If you’re going to want to row at home it’s going to cost you.
At least if you opt for a Peloton (NASDAQ: PTON).
The much leaked, much anticipated Peloton rower is here. Called the Peloton Row it starts from $3,195 USD for the base model and 12-month limited warranty. Various kits — Row Starter, Row Select, Row Ultimate — which include various accessories can drive the price up to $3,570. A Peloton membership is not included. That will cost an additional $44/month to access streaming classes via the rower touchscreen.
As for the rower itself, it’s both large and (sort of) compact at the same. In this case 8 feet long by 2 feet wide, and weighing in at 157 pounds. (Note that the industry leading Concept2 rower also has an 8×2 footprint).While that might seem huge, by rower standards is not too bad, and actually maybe even on the smaller side, especially when you note the open side design with minimal frame — most prominent at the front, before extending elegantly in a simple, modern line to the rear. Still, there’s no denying that the Row will take a chunk of space so you’ll either need a big room, or be a very dedicated rower willing to deal with some inconvenience.
Like the Peloton Bikes and Treads, instructors will lead you through classes that you can follow on the touchscreen (23.8-inches, 1080p HD), mounted on a swivel mount on the front. On the screen you’ll find key metrics as you workout: stroke rate, pace, output and distance.
Peloton says the Row is “near silent.”
One nifty feature is something called the “Form Rating.” At the end of each class the rower will provide a personalized breakdown of your form — insights like Catch, Drive, Finish, Recovery.
As for storage, you can store the Peloton Row vertically near a wall. An upright wall anchor is provided to secure it and prevent any accidents; though Peloton recommends a professional installed. If you have the space, of course, you could just leave it as is along the floor. Those in tighter spaces, apartments or dorms will likely need to get creative, and find some vertical space to store the rower when not in use.
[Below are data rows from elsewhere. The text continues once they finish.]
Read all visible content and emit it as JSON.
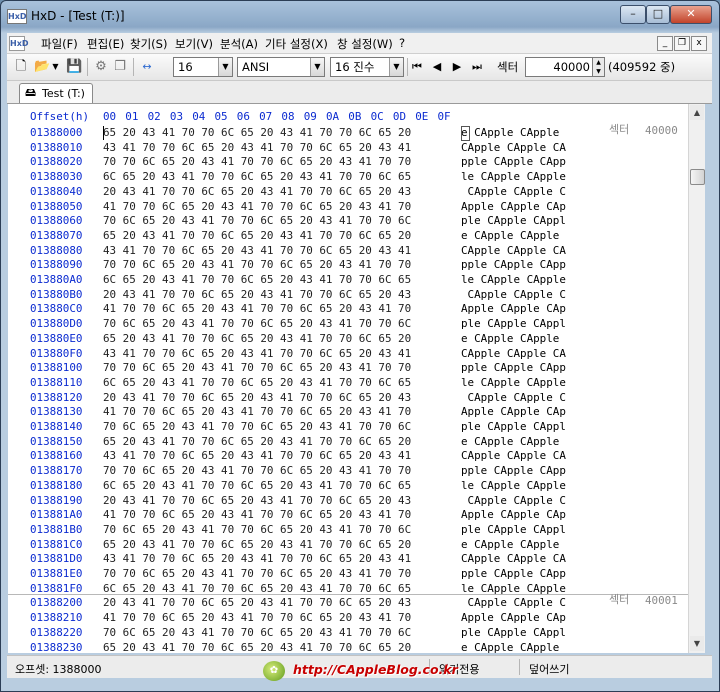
{
  "window": {
    "title": "HxD - [Test (T:)]",
    "app_icon": "HxD"
  },
  "caption_buttons": {
    "minimize": "–",
    "maximize": "□",
    "close": "✕"
  },
  "menu": {
    "items": [
      "파일(F)",
      "편집(E)",
      "찾기(S)",
      "보기(V)",
      "분석(A)",
      "기타 설정(X)",
      "창 설정(W)",
      "?"
    ],
    "mdi": {
      "minimize": "_",
      "restore": "❐",
      "close": "x"
    }
  },
  "toolbar": {
    "bytes_per_row": "16",
    "charset": "ANSI",
    "offset_base": "16 진수",
    "sector_label": "섹터",
    "sector_value": "40000",
    "sector_total": "(409592 중)",
    "icons": [
      "new-file-icon",
      "open-file-icon",
      "dropdown-arrow-icon",
      "save-icon",
      "gears-icon",
      "copy-icon",
      "columns-icon",
      "first-sector-icon",
      "prev-sector-icon",
      "next-sector-icon",
      "last-sector-icon"
    ]
  },
  "tabs": [
    {
      "label": "Test (T:)",
      "icon": "drive-icon"
    }
  ],
  "editor": {
    "header": {
      "offset_label": "Offset(h)",
      "columns": [
        "00",
        "01",
        "02",
        "03",
        "04",
        "05",
        "06",
        "07",
        "08",
        "09",
        "0A",
        "0B",
        "0C",
        "0D",
        "0E",
        "0F"
      ]
    },
    "rows": [
      {
        "offset": "01388000",
        "hex": "65 20 43 41 70 70 6C 65 20 43 41 70 70 6C 65 20",
        "ascii": "e CApple CApple "
      },
      {
        "offset": "01388010",
        "hex": "43 41 70 70 6C 65 20 43 41 70 70 6C 65 20 43 41",
        "ascii": "CApple CApple CA"
      },
      {
        "offset": "01388020",
        "hex": "70 70 6C 65 20 43 41 70 70 6C 65 20 43 41 70 70",
        "ascii": "pple CApple CApp"
      },
      {
        "offset": "01388030",
        "hex": "6C 65 20 43 41 70 70 6C 65 20 43 41 70 70 6C 65",
        "ascii": "le CApple CApple"
      },
      {
        "offset": "01388040",
        "hex": "20 43 41 70 70 6C 65 20 43 41 70 70 6C 65 20 43",
        "ascii": " CApple CApple C"
      },
      {
        "offset": "01388050",
        "hex": "41 70 70 6C 65 20 43 41 70 70 6C 65 20 43 41 70",
        "ascii": "Apple CApple CAp"
      },
      {
        "offset": "01388060",
        "hex": "70 6C 65 20 43 41 70 70 6C 65 20 43 41 70 70 6C",
        "ascii": "ple CApple CAppl"
      },
      {
        "offset": "01388070",
        "hex": "65 20 43 41 70 70 6C 65 20 43 41 70 70 6C 65 20",
        "ascii": "e CApple CApple "
      },
      {
        "offset": "01388080",
        "hex": "43 41 70 70 6C 65 20 43 41 70 70 6C 65 20 43 41",
        "ascii": "CApple CApple CA"
      },
      {
        "offset": "01388090",
        "hex": "70 70 6C 65 20 43 41 70 70 6C 65 20 43 41 70 70",
        "ascii": "pple CApple CApp"
      },
      {
        "offset": "013880A0",
        "hex": "6C 65 20 43 41 70 70 6C 65 20 43 41 70 70 6C 65",
        "ascii": "le CApple CApple"
      },
      {
        "offset": "013880B0",
        "hex": "20 43 41 70 70 6C 65 20 43 41 70 70 6C 65 20 43",
        "ascii": " CApple CApple C"
      },
      {
        "offset": "013880C0",
        "hex": "41 70 70 6C 65 20 43 41 70 70 6C 65 20 43 41 70",
        "ascii": "Apple CApple CAp"
      },
      {
        "offset": "013880D0",
        "hex": "70 6C 65 20 43 41 70 70 6C 65 20 43 41 70 70 6C",
        "ascii": "ple CApple CAppl"
      },
      {
        "offset": "013880E0",
        "hex": "65 20 43 41 70 70 6C 65 20 43 41 70 70 6C 65 20",
        "ascii": "e CApple CApple "
      },
      {
        "offset": "013880F0",
        "hex": "43 41 70 70 6C 65 20 43 41 70 70 6C 65 20 43 41",
        "ascii": "CApple CApple CA"
      },
      {
        "offset": "01388100",
        "hex": "70 70 6C 65 20 43 41 70 70 6C 65 20 43 41 70 70",
        "ascii": "pple CApple CApp"
      },
      {
        "offset": "01388110",
        "hex": "6C 65 20 43 41 70 70 6C 65 20 43 41 70 70 6C 65",
        "ascii": "le CApple CApple"
      },
      {
        "offset": "01388120",
        "hex": "20 43 41 70 70 6C 65 20 43 41 70 70 6C 65 20 43",
        "ascii": " CApple CApple C"
      },
      {
        "offset": "01388130",
        "hex": "41 70 70 6C 65 20 43 41 70 70 6C 65 20 43 41 70",
        "ascii": "Apple CApple CAp"
      },
      {
        "offset": "01388140",
        "hex": "70 6C 65 20 43 41 70 70 6C 65 20 43 41 70 70 6C",
        "ascii": "ple CApple CAppl"
      },
      {
        "offset": "01388150",
        "hex": "65 20 43 41 70 70 6C 65 20 43 41 70 70 6C 65 20",
        "ascii": "e CApple CApple "
      },
      {
        "offset": "01388160",
        "hex": "43 41 70 70 6C 65 20 43 41 70 70 6C 65 20 43 41",
        "ascii": "CApple CApple CA"
      },
      {
        "offset": "01388170",
        "hex": "70 70 6C 65 20 43 41 70 70 6C 65 20 43 41 70 70",
        "ascii": "pple CApple CApp"
      },
      {
        "offset": "01388180",
        "hex": "6C 65 20 43 41 70 70 6C 65 20 43 41 70 70 6C 65",
        "ascii": "le CApple CApple"
      },
      {
        "offset": "01388190",
        "hex": "20 43 41 70 70 6C 65 20 43 41 70 70 6C 65 20 43",
        "ascii": " CApple CApple C"
      },
      {
        "offset": "013881A0",
        "hex": "41 70 70 6C 65 20 43 41 70 70 6C 65 20 43 41 70",
        "ascii": "Apple CApple CAp"
      },
      {
        "offset": "013881B0",
        "hex": "70 6C 65 20 43 41 70 70 6C 65 20 43 41 70 70 6C",
        "ascii": "ple CApple CAppl"
      },
      {
        "offset": "013881C0",
        "hex": "65 20 43 41 70 70 6C 65 20 43 41 70 70 6C 65 20",
        "ascii": "e CApple CApple "
      },
      {
        "offset": "013881D0",
        "hex": "43 41 70 70 6C 65 20 43 41 70 70 6C 65 20 43 41",
        "ascii": "CApple CApple CA"
      },
      {
        "offset": "013881E0",
        "hex": "70 70 6C 65 20 43 41 70 70 6C 65 20 43 41 70 70",
        "ascii": "pple CApple CApp"
      },
      {
        "offset": "013881F0",
        "hex": "6C 65 20 43 41 70 70 6C 65 20 43 41 70 70 6C 65",
        "ascii": "le CApple CApple"
      },
      {
        "offset": "01388200",
        "hex": "20 43 41 70 70 6C 65 20 43 41 70 70 6C 65 20 43",
        "ascii": " CApple CApple C"
      },
      {
        "offset": "01388210",
        "hex": "41 70 70 6C 65 20 43 41 70 70 6C 65 20 43 41 70",
        "ascii": "Apple CApple CAp"
      },
      {
        "offset": "01388220",
        "hex": "70 6C 65 20 43 41 70 70 6C 65 20 43 41 70 70 6C",
        "ascii": "ple CApple CAppl"
      },
      {
        "offset": "01388230",
        "hex": "65 20 43 41 70 70 6C 65 20 43 41 70 70 6C 65 20",
        "ascii": "e CApple CApple "
      }
    ],
    "sector_markers": [
      {
        "label": "섹터",
        "value": "40000",
        "row": 0
      },
      {
        "label": "섹터",
        "value": "40001",
        "row": 32
      }
    ]
  },
  "statusbar": {
    "offset": "오프셋: 1388000",
    "mode": "읽기전용",
    "insert_mode": "덮어쓰기"
  },
  "watermark": {
    "text": "http://CAppleBlog.co.kr"
  },
  "colors": {
    "offset_blue": "#0b2bd0",
    "sector_gray": "#8a8a8a",
    "watermark_red": "#c70000"
  }
}
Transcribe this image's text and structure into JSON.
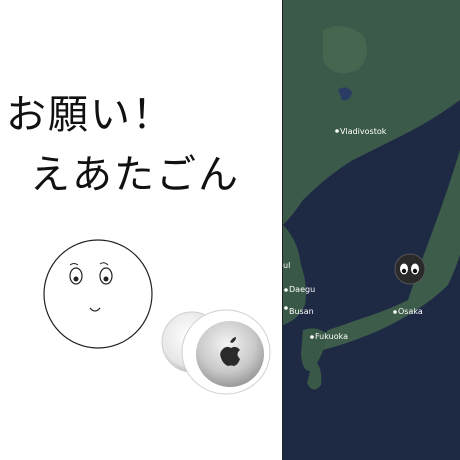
{
  "title": {
    "line1": "お願い！",
    "line2": "えあたごん"
  },
  "map": {
    "cities": [
      "Vladivostok",
      "ul",
      "Daegu",
      "Busan",
      "Fukuoka",
      "Osaka"
    ],
    "colors": {
      "sea": "#1e2a44",
      "land": "#3c5a4a",
      "land_dark": "#2f4a3c"
    }
  },
  "icons": [
    "smiley-face-icon",
    "airtag-icon",
    "eyes-marker-icon",
    "city-dot-icon"
  ]
}
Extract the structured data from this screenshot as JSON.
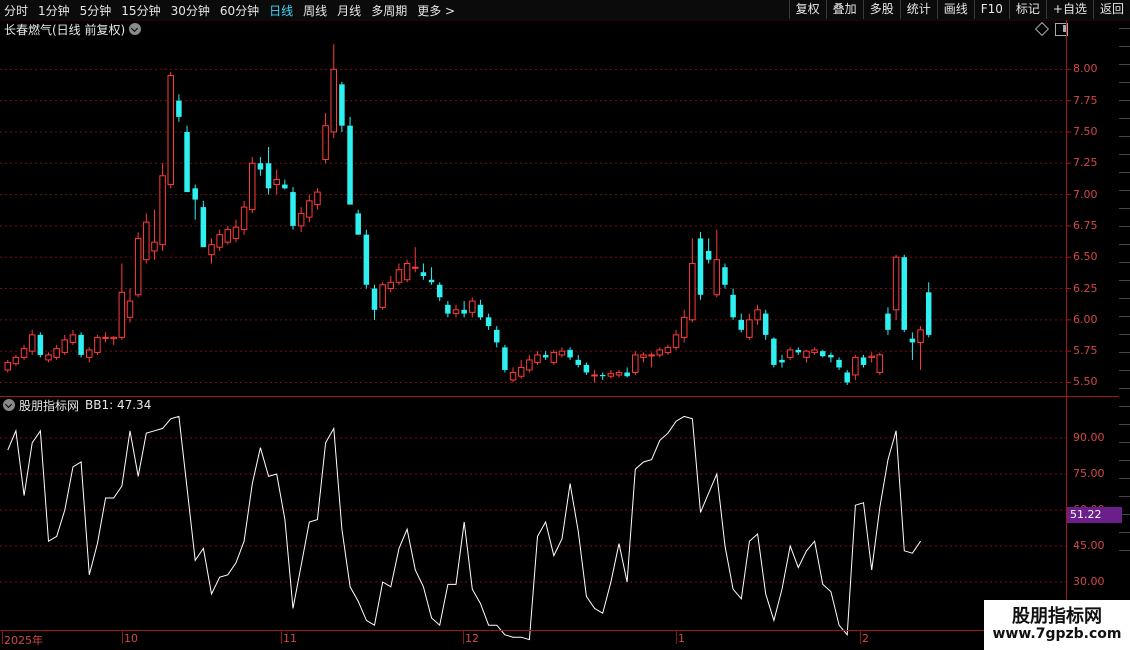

Stark Insider Take
Aesthetically this is quite a pretty thing. I like the typically Peloton dark, gunmetal finish. The large touchscreen will be ever familiar for existing Peloton customers. And I expect the quality of the instructor-led content to be the same as the Bike and Tread which is to say: phenomenal.
As for the price?
That’s a tough one to swallow. We’re likely in a recession. Inflation is still rampant. And many companies are laying off staff and cutting costs (while some are still hiring — it’s an odd economic environment).
Are many prepared to pay $3,195 plus taxes for a discretionary product?
My guess is no — probably only a niche of buyers will be. But that’s probably okay with Peloton management as this is likely more of a margin play than a volume play. At the very least the company needs something that will help with margins and offset those massive quarterly cash losses.
As a Bike owner I’m on the fence. Just as I’m about to pay-off my pandemic Peloton, along comes another device that I could use to take advantage of my existing membership. I already pay $44/month (a steal that covers both myself and Loni compared to a gym membership) so that content is already sitting out there — free in essence — available to use. Plus a Bike/Row or Tread/Row is a nice combo as one focuses mostly on lower body and the other both lower and upper body (Peloton says it will workout 86% of your muscles).
Then there’s the sheer size of the Peloton Row. It’s not insignificant. We’d need to shuffle stuff around to make room for something that measures 8×2 feet in size. Basically the “home gym” part of our home would grow substantially. I guess at that point we’d be a gym with a small home added on the side!
Hard to say. I like the idea of fitness of course. And because the Peloton Bike is always a stone’s throw away here at home, we use it a lot. Every day pretty much, aside from travel.
Regarding the competition. There’s many (far) cheaper options out there. Some obvious ones include:
- NordicTrack RW 600, $999
- Echelon Row, $799
- Hydrow Rowing Machine, $2,395
- And… Amazon has no shortage of lost cost rowers
In any case, with its premium Apple-like product positioning, the Peloton Row is available for pre-order, starting from $3,195. That includes delivery and setup, but not taxes.
Peloton expects to start shipping the new rowing machine in early December.
Meantime, Amazon has opened its own Peloton store and is offering a significantly discounted Peloton Bike.
Parting thought: Part of me can’t help but wonder if Peloton intentionally over-priced the Row in hopes of keeping initial demand low and subsequently ironing out supply chain and delivery issues, before introducing an “entry-level” model (~ $2,000) to scale for the broader market?